» **What to produce**: Give back, word for word, the line that contains "What's the underlying" and all lines after it in the material, through the last; please include only these.

(Exercise inputs Opens)

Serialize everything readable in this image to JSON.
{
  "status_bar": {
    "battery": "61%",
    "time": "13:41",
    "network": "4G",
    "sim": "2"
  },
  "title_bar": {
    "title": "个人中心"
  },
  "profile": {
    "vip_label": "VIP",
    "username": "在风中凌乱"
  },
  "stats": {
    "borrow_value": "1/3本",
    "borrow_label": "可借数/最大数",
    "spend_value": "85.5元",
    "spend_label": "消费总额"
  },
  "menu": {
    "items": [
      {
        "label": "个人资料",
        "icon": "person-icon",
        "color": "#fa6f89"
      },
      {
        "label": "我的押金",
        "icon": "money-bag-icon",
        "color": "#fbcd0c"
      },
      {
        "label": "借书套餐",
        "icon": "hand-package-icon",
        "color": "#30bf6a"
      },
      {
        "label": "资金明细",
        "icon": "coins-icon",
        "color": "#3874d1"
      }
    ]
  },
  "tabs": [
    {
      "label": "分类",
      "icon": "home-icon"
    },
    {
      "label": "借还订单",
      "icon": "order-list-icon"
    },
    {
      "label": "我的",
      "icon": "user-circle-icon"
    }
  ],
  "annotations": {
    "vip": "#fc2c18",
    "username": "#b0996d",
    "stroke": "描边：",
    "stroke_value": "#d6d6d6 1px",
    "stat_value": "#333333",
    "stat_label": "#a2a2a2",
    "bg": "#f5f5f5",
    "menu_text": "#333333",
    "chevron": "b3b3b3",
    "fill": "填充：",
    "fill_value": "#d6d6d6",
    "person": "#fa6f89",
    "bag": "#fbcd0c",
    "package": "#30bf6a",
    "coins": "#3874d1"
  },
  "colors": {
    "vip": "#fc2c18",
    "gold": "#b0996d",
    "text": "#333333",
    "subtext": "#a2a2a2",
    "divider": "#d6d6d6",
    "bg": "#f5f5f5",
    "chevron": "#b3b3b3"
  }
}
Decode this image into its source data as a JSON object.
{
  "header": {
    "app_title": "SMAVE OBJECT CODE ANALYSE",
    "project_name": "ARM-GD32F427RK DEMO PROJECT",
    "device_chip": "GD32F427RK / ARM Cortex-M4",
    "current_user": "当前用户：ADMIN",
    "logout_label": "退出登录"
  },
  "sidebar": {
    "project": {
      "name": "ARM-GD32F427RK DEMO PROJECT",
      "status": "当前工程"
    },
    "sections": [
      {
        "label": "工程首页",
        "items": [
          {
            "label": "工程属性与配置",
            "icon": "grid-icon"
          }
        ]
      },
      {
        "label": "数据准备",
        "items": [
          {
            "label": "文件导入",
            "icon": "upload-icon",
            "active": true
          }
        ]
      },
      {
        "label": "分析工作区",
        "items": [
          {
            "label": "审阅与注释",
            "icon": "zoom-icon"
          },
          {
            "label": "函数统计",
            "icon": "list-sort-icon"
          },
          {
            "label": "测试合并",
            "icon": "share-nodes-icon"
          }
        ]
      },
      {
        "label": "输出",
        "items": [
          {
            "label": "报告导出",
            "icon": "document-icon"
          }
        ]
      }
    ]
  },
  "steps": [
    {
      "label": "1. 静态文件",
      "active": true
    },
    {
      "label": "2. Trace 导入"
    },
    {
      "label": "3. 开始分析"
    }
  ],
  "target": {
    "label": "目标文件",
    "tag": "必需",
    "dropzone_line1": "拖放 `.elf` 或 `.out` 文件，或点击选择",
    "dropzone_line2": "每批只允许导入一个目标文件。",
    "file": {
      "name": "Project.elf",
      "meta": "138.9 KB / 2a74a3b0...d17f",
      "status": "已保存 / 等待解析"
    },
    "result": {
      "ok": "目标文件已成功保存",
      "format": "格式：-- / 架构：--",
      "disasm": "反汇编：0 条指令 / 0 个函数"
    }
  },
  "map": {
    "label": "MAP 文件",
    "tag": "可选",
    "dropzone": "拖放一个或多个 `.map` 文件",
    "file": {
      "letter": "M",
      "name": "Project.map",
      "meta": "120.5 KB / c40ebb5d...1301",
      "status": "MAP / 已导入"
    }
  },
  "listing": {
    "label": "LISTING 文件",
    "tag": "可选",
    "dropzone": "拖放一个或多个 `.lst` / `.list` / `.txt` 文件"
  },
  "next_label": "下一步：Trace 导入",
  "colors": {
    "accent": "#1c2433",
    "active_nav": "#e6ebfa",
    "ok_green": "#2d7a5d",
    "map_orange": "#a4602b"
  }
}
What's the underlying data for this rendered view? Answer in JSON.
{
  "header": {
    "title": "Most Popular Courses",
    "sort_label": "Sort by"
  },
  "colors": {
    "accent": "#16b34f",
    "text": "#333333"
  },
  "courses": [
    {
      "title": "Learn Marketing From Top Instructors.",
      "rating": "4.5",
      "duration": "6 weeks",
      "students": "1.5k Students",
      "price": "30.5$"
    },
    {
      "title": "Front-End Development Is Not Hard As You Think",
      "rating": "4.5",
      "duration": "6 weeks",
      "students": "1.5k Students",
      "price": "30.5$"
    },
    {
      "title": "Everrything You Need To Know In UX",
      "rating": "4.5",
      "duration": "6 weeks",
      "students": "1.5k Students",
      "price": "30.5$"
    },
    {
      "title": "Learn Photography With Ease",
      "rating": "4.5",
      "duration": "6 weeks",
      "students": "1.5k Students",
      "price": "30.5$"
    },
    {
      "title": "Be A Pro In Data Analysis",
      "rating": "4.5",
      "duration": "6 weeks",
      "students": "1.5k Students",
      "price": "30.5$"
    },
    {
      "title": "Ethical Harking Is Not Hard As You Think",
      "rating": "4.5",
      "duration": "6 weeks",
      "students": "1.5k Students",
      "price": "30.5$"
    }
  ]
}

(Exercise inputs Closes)

» **Written answer**:
What's the underlying data for this rendered view? Answer in JSON.
{
  "header": {
    "title": "Most Popular Courses",
    "sort_label": "Sort by"
  },
  "colors": {
    "accent": "#16b34f",
    "text": "#333333"
  },
  "courses": [
    {
      "title": "Learn Marketing From Top Instructors.",
      "rating": "4.5",
      "duration": "6 weeks",
      "students": "1.5k Students",
      "price": "30.5$"
    },
    {
      "title": "Front-End Development Is Not Hard As You Think",
      "rating": "4.5",
      "duration": "6 weeks",
      "students": "1.5k Students",
      "price": "30.5$"
    },
    {
      "title": "Everrything You Need To Know In UX",
      "rating": "4.5",
      "duration": "6 weeks",
      "students": "1.5k Students",
      "price": "30.5$"
    },
    {
      "title": "Learn Photography With Ease",
      "rating": "4.5",
      "duration": "6 weeks",
      "students": "1.5k Students",
      "price": "30.5$"
    },
    {
      "title": "Be A Pro In Data Analysis",
      "rating": "4.5",
      "duration": "6 weeks",
      "students": "1.5k Students",
      "price": "30.5$"
    },
    {
      "title": "Ethical Harking Is Not Hard As You Think",
      "rating": "4.5",
      "duration": "6 weeks",
      "students": "1.5k Students",
      "price": "30.5$"
    }
  ]
}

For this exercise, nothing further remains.